Easy, right? I mean, the sewing- up will require some care, but the knitting is mostly plain knit and purl. 

The eyelets showing where the dropped stitches will be on the back

The eyelets showing where the dropped stitches will be on the back

I had to cast on the yoke twice, because I counted the stitches wrong. 

I had to rip out the yoke after about five rows, because I forgot to do the purl-side shaping on one of the armholes.  

I had to rip out the back to the armhole, because I mis-read the instructions and was putting 20 rows between eyelets instead of the required 12. I didn't catch this until I had just worked the last of the 5 eyelets. 

Worst of all, I'm knitting the body with one 3.75mm and one 4mm needle. I have no idea when I started doing this, but probably it's been the entire back section of the body. The rows aren't visibly different heights, although my row gauge is off. Which, of course, matters when you need to attach a horizontal piece to a vertical one. There is some math in my future. 

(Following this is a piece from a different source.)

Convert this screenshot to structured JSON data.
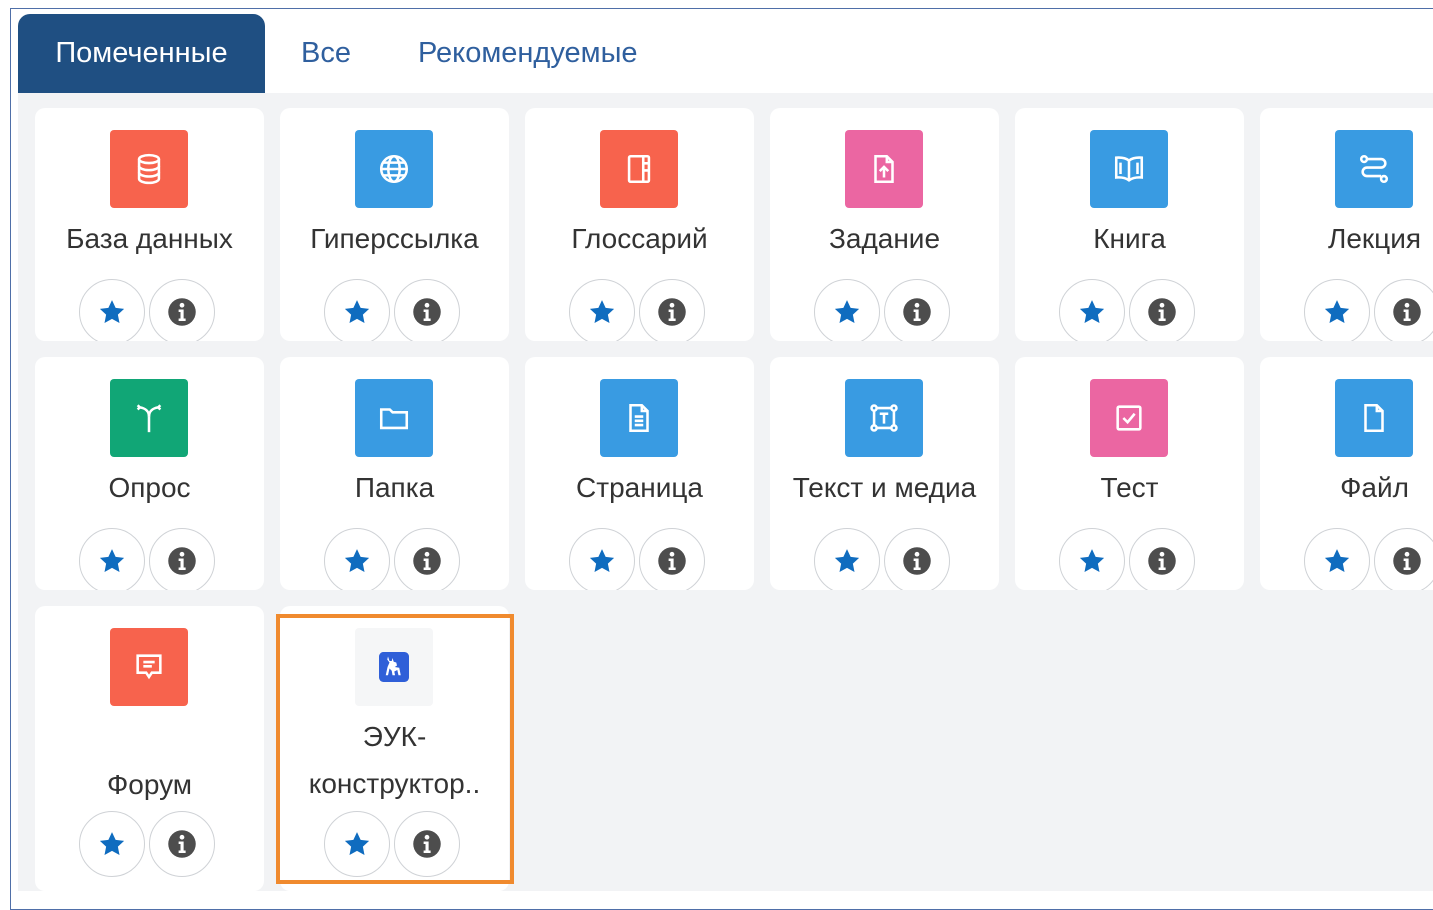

Having said all that, the cotton/acrylic yarn I substituted (Cascade Sunseeker) has a lovely hand, and will be a lot more comfortable to wear than the cashmere/merino blend given in the pattern. (Side note: why oh why do magazines feature patterns recommending drastically out-of-season yarn? Even if you take geographical differences into account.)

I'm looking forward to wearing this sweater, but first I need to do a decent job of finishing it!